● Given records
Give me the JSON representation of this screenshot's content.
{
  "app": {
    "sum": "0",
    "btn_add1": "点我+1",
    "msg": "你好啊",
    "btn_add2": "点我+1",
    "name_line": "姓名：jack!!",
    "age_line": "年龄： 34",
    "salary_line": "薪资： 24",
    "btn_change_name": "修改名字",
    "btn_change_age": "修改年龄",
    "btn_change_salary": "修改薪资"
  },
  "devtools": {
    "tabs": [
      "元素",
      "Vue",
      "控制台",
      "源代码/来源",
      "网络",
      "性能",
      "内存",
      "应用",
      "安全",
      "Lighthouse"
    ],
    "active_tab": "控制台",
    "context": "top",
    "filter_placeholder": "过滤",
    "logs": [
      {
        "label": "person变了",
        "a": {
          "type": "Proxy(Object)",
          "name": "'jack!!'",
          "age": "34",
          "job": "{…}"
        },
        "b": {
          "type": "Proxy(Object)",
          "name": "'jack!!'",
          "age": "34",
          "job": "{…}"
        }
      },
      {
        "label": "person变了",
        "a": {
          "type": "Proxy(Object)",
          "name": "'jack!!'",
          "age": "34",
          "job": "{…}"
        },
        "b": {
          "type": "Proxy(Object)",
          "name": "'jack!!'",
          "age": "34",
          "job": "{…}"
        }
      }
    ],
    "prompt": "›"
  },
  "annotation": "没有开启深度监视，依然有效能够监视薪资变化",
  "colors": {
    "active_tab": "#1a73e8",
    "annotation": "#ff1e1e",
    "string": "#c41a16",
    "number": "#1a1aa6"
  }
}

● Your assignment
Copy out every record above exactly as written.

● Response to the exercise
Give me the JSON representation of this screenshot's content.
{
  "app": {
    "sum": "0",
    "btn_add1": "点我+1",
    "msg": "你好啊",
    "btn_add2": "点我+1",
    "name_line": "姓名：jack!!",
    "age_line": "年龄： 34",
    "salary_line": "薪资： 24",
    "btn_change_name": "修改名字",
    "btn_change_age": "修改年龄",
    "btn_change_salary": "修改薪资"
  },
  "devtools": {
    "tabs": [
      "元素",
      "Vue",
      "控制台",
      "源代码/来源",
      "网络",
      "性能",
      "内存",
      "应用",
      "安全",
      "Lighthouse"
    ],
    "active_tab": "控制台",
    "context": "top",
    "filter_placeholder": "过滤",
    "logs": [
      {
        "label": "person变了",
        "a": {
          "type": "Proxy(Object)",
          "name": "'jack!!'",
          "age": "34",
          "job": "{…}"
        },
        "b": {
          "type": "Proxy(Object)",
          "name": "'jack!!'",
          "age": "34",
          "job": "{…}"
        }
      },
      {
        "label": "person变了",
        "a": {
          "type": "Proxy(Object)",
          "name": "'jack!!'",
          "age": "34",
          "job": "{…}"
        },
        "b": {
          "type": "Proxy(Object)",
          "name": "'jack!!'",
          "age": "34",
          "job": "{…}"
        }
      }
    ],
    "prompt": "›"
  },
  "annotation": "没有开启深度监视，依然有效能够监视薪资变化",
  "colors": {
    "active_tab": "#1a73e8",
    "annotation": "#ff1e1e",
    "string": "#c41a16",
    "number": "#1a1aa6"
  }
}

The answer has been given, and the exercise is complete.